Herbaceous, smoky, animalic
Black and red musk, a smoldering cauldron, cracked bone, cardamom, warm wood, hanging animal skins, burning mugwort.
Mugwort, dried and ground in a mortar and pestle, burns over coals in a small hut on chicken legs in the middle of the woods where a fearsome old witch dwells. In this hut, there are hanging animal skins, and littered across the floor are bones belonging to both beast and man. It is here in this peculiar hut with this strange old woman that the tales offer a glimmer of hope—a last resort when society has shunned the hero or turned their backs on justice. Cardamon and the warm glow of an oven hint at the wisdom and help that can be found within, if you dare to look.
It is impossible to speak of Slavic folklore without it starting and ending with Baba Yaga, with her fabled iron teeth and penchant for eating those who wander into her woods. But there is something more nuanced about this ancient witch who lives on the fringes of society. She is the singular most powerful and magical figure in all the folktales, who bends nature and time to her own will.
The heroes in the tales—Vasilisa, Ivan, Masha, Finist the Falcon, and so many others— enter her hut bedraggled, without hope, and facing certain death. Her help isn't kind and it isn't easy, but Baba Yaga is always the catalyst for powerful magic.
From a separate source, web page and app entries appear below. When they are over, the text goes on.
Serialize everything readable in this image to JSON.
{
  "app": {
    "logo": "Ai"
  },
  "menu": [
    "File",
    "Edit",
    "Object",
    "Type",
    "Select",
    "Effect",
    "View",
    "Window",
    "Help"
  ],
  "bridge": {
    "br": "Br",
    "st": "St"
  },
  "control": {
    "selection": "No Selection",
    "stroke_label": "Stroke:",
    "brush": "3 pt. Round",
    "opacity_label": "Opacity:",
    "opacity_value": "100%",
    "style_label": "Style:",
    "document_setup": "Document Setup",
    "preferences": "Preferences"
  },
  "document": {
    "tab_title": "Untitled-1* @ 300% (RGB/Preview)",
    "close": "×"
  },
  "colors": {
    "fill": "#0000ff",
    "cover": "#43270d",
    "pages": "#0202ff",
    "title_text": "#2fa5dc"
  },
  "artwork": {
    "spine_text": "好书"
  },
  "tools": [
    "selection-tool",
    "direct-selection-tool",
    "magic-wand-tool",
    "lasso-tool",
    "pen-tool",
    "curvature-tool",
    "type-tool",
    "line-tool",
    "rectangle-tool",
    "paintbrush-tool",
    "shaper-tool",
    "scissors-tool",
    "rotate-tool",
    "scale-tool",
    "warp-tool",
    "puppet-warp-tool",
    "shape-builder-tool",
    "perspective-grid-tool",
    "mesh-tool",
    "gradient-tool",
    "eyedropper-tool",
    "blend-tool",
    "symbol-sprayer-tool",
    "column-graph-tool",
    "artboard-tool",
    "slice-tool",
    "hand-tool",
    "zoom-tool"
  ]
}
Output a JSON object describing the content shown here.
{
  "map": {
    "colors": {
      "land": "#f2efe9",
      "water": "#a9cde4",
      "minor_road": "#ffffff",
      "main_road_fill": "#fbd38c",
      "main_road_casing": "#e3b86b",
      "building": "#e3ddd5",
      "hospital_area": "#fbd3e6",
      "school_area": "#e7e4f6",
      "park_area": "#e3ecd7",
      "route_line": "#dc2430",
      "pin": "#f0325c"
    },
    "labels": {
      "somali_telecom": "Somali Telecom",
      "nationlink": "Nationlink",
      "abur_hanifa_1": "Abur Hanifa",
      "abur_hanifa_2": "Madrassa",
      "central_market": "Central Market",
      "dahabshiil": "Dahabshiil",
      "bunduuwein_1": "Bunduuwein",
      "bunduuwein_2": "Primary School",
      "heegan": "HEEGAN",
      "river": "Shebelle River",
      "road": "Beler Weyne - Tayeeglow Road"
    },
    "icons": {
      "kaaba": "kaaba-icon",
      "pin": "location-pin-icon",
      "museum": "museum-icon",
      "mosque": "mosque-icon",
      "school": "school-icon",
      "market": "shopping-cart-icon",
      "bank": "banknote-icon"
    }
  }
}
Baba Yaga, at her best and worse, exemplifies the raw, wild power and wisdom of women and nature itself.